*What you will do:*
If a line of the records contains the string "Alive", copy it out.

Top of Input records

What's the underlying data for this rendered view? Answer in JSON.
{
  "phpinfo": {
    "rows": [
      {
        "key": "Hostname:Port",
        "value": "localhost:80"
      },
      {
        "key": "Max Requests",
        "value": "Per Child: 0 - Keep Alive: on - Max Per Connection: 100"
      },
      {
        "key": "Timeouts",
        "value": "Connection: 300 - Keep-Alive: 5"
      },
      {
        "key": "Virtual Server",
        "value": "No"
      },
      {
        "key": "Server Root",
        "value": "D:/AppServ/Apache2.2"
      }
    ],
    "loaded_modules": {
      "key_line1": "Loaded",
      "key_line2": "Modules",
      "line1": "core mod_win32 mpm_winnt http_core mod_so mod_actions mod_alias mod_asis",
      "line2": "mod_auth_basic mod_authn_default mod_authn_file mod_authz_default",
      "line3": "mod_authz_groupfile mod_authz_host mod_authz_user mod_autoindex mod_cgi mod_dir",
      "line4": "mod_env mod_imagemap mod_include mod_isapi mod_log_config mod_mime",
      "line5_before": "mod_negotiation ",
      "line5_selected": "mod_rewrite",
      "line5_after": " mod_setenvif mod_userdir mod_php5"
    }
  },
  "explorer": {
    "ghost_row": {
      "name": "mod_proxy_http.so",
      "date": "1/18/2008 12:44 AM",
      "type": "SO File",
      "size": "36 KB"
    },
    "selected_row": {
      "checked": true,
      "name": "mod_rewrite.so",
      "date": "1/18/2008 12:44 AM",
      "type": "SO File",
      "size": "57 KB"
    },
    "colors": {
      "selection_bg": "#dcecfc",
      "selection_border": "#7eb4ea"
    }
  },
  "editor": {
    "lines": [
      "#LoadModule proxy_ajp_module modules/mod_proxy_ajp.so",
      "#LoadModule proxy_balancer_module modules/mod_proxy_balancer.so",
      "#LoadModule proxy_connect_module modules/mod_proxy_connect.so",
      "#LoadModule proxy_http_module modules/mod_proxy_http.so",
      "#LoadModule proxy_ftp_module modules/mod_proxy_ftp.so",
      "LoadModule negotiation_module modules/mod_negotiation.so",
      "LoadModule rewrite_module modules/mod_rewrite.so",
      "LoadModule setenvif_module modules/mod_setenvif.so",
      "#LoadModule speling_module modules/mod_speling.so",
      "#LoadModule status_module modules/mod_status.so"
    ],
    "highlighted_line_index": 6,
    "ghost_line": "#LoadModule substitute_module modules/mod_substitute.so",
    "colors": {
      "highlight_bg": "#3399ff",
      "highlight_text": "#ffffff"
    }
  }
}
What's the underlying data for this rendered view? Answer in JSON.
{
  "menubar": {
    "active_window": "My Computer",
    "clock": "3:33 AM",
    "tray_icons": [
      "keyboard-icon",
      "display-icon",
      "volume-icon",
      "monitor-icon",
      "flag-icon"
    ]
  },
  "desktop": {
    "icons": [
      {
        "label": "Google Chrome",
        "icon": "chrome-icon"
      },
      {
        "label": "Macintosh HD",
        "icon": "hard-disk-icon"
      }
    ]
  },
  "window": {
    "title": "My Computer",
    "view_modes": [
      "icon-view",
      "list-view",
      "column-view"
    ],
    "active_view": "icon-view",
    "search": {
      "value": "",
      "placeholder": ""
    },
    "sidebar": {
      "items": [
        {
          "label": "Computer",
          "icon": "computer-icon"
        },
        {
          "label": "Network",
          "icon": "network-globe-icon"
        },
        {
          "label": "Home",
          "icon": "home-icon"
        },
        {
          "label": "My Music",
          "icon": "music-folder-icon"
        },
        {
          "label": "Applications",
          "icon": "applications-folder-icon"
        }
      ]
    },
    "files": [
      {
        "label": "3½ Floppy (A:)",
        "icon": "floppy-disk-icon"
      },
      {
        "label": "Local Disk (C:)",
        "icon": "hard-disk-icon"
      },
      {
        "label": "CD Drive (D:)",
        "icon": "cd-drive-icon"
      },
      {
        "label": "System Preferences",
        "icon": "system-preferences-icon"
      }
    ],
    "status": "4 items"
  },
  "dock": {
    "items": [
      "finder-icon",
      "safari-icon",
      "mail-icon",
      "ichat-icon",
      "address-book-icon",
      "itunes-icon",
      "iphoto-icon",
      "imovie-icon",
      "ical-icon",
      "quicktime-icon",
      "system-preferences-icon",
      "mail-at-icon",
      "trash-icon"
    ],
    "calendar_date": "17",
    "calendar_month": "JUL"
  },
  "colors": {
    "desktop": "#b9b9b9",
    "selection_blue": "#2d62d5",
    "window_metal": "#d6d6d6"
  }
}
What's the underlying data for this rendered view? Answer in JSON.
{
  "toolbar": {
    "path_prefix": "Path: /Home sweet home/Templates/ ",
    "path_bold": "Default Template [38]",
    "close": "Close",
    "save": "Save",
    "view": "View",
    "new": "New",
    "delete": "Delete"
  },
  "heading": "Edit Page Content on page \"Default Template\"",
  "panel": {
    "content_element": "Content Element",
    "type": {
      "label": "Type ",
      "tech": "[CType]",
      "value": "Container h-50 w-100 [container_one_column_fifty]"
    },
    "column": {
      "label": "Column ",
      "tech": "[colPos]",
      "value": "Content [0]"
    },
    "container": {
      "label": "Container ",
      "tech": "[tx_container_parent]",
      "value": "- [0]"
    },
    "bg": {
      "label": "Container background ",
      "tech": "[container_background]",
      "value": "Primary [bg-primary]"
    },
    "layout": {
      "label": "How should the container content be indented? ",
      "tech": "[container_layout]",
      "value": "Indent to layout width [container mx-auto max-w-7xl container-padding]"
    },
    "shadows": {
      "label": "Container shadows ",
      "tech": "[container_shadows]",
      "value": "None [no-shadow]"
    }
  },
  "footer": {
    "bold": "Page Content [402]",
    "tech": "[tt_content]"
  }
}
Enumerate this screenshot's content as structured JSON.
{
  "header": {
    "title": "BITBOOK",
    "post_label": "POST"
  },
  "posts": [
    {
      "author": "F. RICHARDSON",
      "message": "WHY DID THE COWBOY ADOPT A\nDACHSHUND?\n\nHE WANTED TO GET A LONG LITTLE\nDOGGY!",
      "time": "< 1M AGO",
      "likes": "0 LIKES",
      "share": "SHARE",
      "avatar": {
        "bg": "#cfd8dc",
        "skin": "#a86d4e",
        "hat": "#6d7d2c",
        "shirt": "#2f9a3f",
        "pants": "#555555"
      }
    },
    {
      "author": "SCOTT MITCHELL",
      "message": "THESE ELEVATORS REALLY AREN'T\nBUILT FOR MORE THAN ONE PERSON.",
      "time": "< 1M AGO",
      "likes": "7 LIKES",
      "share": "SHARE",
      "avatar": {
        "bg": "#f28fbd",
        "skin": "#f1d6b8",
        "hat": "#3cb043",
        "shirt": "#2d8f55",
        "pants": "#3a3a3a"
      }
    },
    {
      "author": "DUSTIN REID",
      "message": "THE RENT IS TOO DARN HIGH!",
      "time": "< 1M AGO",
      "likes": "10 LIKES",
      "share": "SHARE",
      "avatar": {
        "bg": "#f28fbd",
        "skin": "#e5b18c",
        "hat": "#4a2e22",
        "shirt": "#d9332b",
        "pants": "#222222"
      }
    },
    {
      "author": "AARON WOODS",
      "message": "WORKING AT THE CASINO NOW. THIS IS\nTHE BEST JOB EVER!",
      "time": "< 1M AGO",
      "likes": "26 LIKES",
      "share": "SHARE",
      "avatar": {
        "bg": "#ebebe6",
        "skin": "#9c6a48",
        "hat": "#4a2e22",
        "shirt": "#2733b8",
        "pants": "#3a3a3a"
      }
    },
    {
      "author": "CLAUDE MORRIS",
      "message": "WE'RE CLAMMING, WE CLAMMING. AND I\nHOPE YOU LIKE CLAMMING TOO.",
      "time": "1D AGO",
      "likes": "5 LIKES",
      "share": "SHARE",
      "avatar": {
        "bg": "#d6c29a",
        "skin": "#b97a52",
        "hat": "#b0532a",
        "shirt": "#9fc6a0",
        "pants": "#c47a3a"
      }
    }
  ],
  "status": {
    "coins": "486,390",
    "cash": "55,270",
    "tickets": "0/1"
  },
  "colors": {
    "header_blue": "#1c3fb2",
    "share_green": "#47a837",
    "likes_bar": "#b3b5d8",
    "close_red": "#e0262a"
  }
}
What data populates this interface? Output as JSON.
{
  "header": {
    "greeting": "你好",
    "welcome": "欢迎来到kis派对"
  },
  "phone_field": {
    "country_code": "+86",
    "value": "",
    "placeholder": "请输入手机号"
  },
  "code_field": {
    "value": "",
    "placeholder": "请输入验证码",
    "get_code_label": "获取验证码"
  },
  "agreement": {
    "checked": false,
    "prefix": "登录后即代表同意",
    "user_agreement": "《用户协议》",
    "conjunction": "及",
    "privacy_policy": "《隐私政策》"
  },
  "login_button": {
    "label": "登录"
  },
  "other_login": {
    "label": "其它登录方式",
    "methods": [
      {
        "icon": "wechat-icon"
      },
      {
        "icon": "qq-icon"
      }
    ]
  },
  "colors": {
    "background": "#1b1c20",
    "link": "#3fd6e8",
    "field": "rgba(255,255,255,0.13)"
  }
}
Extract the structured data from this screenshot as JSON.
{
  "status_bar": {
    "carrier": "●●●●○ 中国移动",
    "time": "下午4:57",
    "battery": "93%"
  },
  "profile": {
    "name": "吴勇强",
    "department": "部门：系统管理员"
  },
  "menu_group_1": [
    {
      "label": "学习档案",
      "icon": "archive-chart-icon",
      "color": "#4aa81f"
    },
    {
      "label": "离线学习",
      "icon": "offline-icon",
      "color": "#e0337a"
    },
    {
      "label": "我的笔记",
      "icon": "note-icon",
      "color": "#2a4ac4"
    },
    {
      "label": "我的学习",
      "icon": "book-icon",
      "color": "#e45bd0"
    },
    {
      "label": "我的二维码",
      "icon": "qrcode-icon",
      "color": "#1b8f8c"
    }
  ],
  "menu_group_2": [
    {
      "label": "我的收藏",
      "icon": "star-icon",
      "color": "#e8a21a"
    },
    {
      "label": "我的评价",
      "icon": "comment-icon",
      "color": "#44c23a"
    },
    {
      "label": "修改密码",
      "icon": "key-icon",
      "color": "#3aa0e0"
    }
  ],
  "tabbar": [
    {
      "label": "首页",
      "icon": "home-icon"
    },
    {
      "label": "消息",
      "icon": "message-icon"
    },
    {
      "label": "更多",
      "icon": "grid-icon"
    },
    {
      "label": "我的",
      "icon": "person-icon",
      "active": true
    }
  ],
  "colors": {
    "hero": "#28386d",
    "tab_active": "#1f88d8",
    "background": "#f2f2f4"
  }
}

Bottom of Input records

*Result:*
        "value": "Per Child: 0 - Keep Alive: on - Max Per Connection: 100"
        "value": "Connection: 300 - Keep-Alive: 5"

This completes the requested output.